- It also turns out that these ‘relaxations’ for reserved categories that JNU is supposedly proffering will not have a significant impact on ensuring admission of the reserved categories. JNU has released cut-offs for the first list and the second list (to be found here on the JNU website), which show that in general marking for the 100% viva voce was in the higher ranges, and that over both lists, the relaxed pass marks were invoked only in five instances. The relaxation is not an effective one, it seems, as 100 reserved seats remained vacant in the 2017-18 admissions.
- The cut-off lists also confirm the JNUTA/JNUSU apprehension that unless relaxations are given to the 50% qualifying mark at the written test level, there will be hardly any reserved category selection, and that in general, the 50% qualifying mark is too high a bar to set. This is strikingly so in the two M.Tech programmes in Nanoscience and the M.Tech in Statistical Computing, where no-one qualified for offer in the first list itself. If in any of these programmes, candidates did make it to the viva (with a de facto score of minimum 50%), the marks they received in the viva voce were below the pass marks. For the M.Tech. in Computer & System Sciences, which had an intake of 20 seats, but could offer only 3 of them, the cull was effected entirely by the 50% qualifying mark, as of 908 people who applied, only 5 made it to the viva voce. All the 3 candidates who appeared for it were selected. In CITD, which had 4 reserved seats, not one candidate made it to the final selection.
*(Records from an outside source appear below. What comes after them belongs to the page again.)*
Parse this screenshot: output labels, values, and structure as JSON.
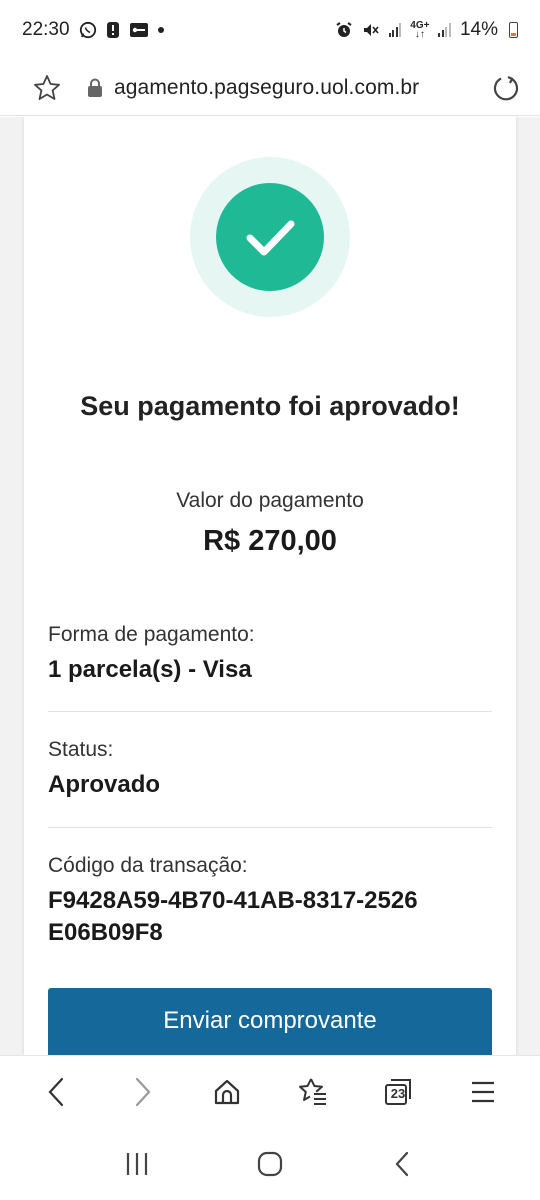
{
  "status_bar": {
    "time": "22:30",
    "battery": "14%",
    "network": "4G+",
    "left_icons": [
      "whatsapp-icon",
      "alert-icon",
      "key-icon",
      "dot"
    ],
    "right_icons": [
      "alarm-icon",
      "mute-icon",
      "signal-icon",
      "4g-icon",
      "signal-icon",
      "battery-icon"
    ]
  },
  "address_bar": {
    "url": "agamento.pagseguro.uol.com.br",
    "icons": [
      "star-icon",
      "lock-icon",
      "reload-icon"
    ]
  },
  "confirmation": {
    "title": "Seu pagamento foi aprovado!",
    "amount_label": "Valor do pagamento",
    "amount_value": "R$ 270,00",
    "accent_color": "#1fb996",
    "fields": [
      {
        "label": "Forma de pagamento:",
        "value": "1 parcela(s) - Visa"
      },
      {
        "label": "Status:",
        "value": "Aprovado"
      },
      {
        "label": "Código da transação:",
        "value": "F9428A59-4B70-41AB-8317-2526E06B09F8"
      }
    ],
    "send_button": "Enviar comprovante",
    "button_color": "#14699a"
  },
  "browser_toolbar": {
    "tabs_count": "23",
    "icons": [
      "back-icon",
      "forward-icon",
      "home-icon",
      "bookmarks-icon",
      "tabs-icon",
      "menu-icon"
    ]
  },
  "nav_bar": {
    "icons": [
      "recents-icon",
      "home-button-icon",
      "back-nav-icon"
    ]
  }
}
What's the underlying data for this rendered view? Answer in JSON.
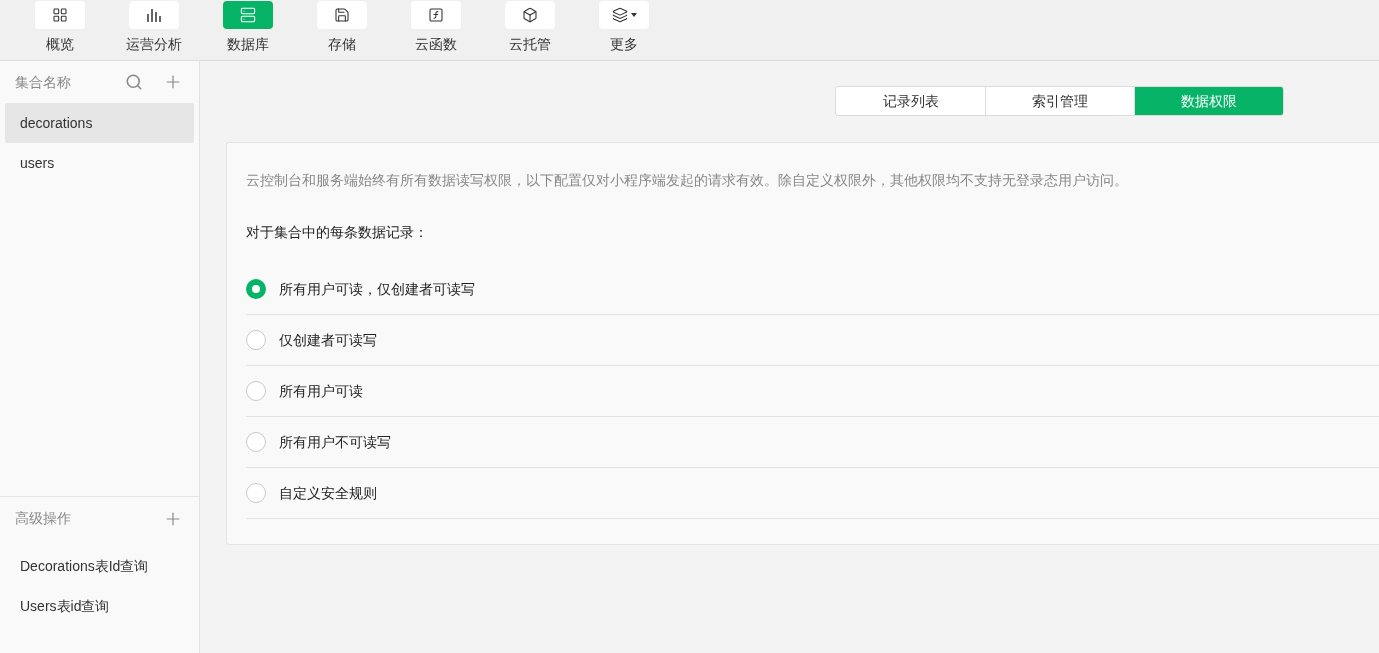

In fact, the cut-off lists continue to confirm that reservation policy violations have been committed with impunity — as in 3 instances, the cut-off for both the General Category and one or the other Reserved category is the same! By established rule, the all the candidates who qualified at this mark should have been placed in the general list, but in all instances, they were not — the reserved student was shunted to the reserved category. This can be seen in the M.Phil/PhD in Theatre and Performance Studies, Life Sciences (FORP), and in Ph.D. (through JRF) in Mathematical Sciences. Although in all cases, all candidates were offered admission, the decision to deny the SC/ST/OBC candidates a rank in the general list and uses up the reserved seat, as it were, to prevent it from being offered to someone else below that cut-off. In the 2017-18 admission policy, this measure is stated as a decision to do away with ‘the bunching of marks’. (Although this decision is stated to be because this is disallowed by the UGC Regulations 2016, there is in fact not even one word about this in that document.) Are we now to expect scenarios in which no reserved category student makes it into the general list in 2017-18 (unless they top it)?
The JNUTA would like to remind the JNU administration that the ‘general’ category is an open list accessible to all candidates, and designating it as an upper-caste list is against the law, as laid down in various government orders and several Supreme and High Court judgments. Relaxations that do not significantly improve admissions to the reserved categories, because they are accompanied by a virtually unassailable bar at the first hurdle for many students, are merely lip-service in the direction of Constitutional provisions. While the JNU administration may have scant regard for the law and Constitutional morality, JNU teachers shall remain law-abiding and vigilant against these violations.
Ayesha Kidwai Pradeep Shinde